This week the Portuguese government announced the deadline for this fast-track residency programme has been extended from July 2021 to January 2022. This applies to properties bought in Lisbon, Porto and coastal areas such as the Algarve, while those in low-density regions — or the Azores and Madeira — will still qualify next year.
The golden visa allows applicants and their families to work, live and study in Portugal and spend more than the two 90-day periods per year in the Schengen zone that British citizens now face. Since becoming non-EU nationals, Britons can apply for the visa, but with coronavirus flight restrictions likely until the summer the clock is still ticking for anyone keen to decamp to Portugal’s laid-back beach towns or fashionable cities.
“There will only be a narrow window of opportunity for buyers to get out and view properties before putting in an offer by October — allowing two to three months for the purchase to go through,” says Charles Roberts of Fine & Country estate agency in Lisbon.
“The alternative to buying a standalone villa in Lisbon is a ‘touristic property’ that will still qualify for the golden visa scheme after this year, such Marinha Prime [a contemporary development close to the beaches of Cascais; properties from €580,750] or in Authentic Bicas Comporta [a rustic-style development in the surfing village of Comporta, about 1.5 hours south of Lisbon; properties from €250,000].”
David Finlay and his wife, Tanya, from London, chose to establish a start-up and to raise their toddler in Lisbon because of its culture, pace and innovation. They purchased a two-bedroom apartment at Martinhal Residences, in the waterfront district of Parque das Nacoes, with family-friendly parks, services and an international school. Similar properties start from €650,000.
“With English widely spoken and a vibrant expat community, Lisbon was the ideal choice,” says David, 47. “For residency, the golden visa is the most simple and time-efficient, and comes with longer-term options to apply for EU citizenship.”
If you are not in a hurry to move then consider areas that will still qualify next year, suggests Frederico Mendoca of Cluttons Portugal. South of Lisbon in the Alentejo region is Alcacer do Sal, a medieval village on the Sado River. “It’s 60 per cent more affordable than Lisbon, but also near Comporta. As a low-density area, the visa entry point is €280,000,” he says. The agent is selling two-bedroom units in a condo development, with a concierge service and on-site amenities, from €280,000.
Portugal’s second city of Porto has been a popular choice for golden visa buyers and property there is 40 per cent cheaper than in Lisbon, according to Roberts.

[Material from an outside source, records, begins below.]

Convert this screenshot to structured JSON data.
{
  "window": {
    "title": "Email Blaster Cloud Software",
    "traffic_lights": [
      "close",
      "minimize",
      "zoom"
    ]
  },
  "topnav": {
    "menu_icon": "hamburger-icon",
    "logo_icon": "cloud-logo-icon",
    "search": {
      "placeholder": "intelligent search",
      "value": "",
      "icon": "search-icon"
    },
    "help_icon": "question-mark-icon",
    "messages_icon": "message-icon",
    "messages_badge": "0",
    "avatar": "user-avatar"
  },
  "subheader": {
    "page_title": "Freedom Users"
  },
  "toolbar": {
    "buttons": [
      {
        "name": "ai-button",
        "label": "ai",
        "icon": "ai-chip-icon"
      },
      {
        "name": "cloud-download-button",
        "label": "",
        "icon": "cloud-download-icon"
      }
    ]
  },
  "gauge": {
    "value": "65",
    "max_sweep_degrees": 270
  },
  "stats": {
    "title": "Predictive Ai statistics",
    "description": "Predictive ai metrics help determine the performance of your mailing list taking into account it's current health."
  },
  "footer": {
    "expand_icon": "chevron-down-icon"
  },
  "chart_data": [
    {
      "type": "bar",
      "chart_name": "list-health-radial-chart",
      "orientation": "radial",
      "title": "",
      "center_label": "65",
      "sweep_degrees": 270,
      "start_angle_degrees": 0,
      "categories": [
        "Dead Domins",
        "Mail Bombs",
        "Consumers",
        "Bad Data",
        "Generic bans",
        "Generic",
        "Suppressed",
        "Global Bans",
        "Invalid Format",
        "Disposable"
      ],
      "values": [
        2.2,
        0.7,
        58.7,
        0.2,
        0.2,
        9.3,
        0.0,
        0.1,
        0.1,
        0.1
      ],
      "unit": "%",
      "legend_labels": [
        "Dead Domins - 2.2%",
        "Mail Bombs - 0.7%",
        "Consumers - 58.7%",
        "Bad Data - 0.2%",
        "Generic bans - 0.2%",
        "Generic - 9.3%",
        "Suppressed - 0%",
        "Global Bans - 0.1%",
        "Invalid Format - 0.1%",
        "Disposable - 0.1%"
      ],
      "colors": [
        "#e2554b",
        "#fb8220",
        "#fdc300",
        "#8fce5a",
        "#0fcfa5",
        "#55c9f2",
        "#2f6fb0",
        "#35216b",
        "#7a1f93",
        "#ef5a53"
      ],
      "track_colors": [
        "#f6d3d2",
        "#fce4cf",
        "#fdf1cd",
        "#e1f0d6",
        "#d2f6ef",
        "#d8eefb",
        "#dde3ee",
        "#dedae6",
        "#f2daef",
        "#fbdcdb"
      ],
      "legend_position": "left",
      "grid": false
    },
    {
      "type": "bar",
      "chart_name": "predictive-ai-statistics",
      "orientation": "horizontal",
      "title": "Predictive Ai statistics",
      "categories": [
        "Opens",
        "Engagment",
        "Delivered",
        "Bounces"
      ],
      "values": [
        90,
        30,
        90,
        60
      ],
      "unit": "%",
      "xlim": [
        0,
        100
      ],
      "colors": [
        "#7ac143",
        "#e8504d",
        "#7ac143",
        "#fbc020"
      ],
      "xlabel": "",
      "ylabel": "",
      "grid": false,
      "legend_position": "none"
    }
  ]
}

Another way of obtaining the visa is by investing into a private equity fund; the qualifying amount is €350,000, but will increase to €500,000 at the end of this year. It’s on offer at the Rebello, a former port warehouse in Gaia, on the banks of the River Douro, which is being refurbished into an “apart-hotel”. “Buyers get the visa and an annual return, then the freedom to move around Portugal to decide where they really want to live,” says Peter Lowe, managing director of the developer, Morningbridge.
In the Algarve, where the golden visa threshold spans €280,000 to €400,000, demand has been strong, says Chris White, chief executive of Ideal Homes Portugal. “We have sold over 50 properties for golden visas in the past five months, mostly to Americans and Canadians, and now some British. Typically they buy a two to three-bedroom new-build apartment for €400,000 to €600,000 in the Lagos area in the western Algarve.”
Justin and Tracy from Hemel Hempstead, Hertfordshire, plan to retire to the Algarve next year. They bought a two-bedroom apartment in Vilamoura for €160,000 in 2016. The master-planned resort with marina and golf courses offers new two-bedroom apartments from €399,000 in the Uptown part of the development.
Justin, who will be 55 next year, plans to draw down a lump sum from his pension. “With an Irish passport I am optimistic about applying for residency [as an EU citizen] but, failing that, the D7 visa is an option,” he says. “We will rent out our Hemel home to provide a good income to supplement our pensions. We love the clean, safe, outdoor way of life in Portugal, where the cost of living is relatively affordable, and the food is terrific.”
The D7 visa is available to anyone with a regular passive income that is equal to or more than the Portuguese minimum wage (€740 per month); this can be a pension, salary from remote working for a company based in the UK, or rental income from a UK property.
However, those thinking of moving to Portugal should be aware that they will need private healthcare — unless they start paying into the national system — and that customs duties might be payable on furniture being transported over to Portugal.
Thinking about buying property overseas? To learn how the process differs from the UK, see Times Money Mentor’s guide to buying property abroad
Source: The Times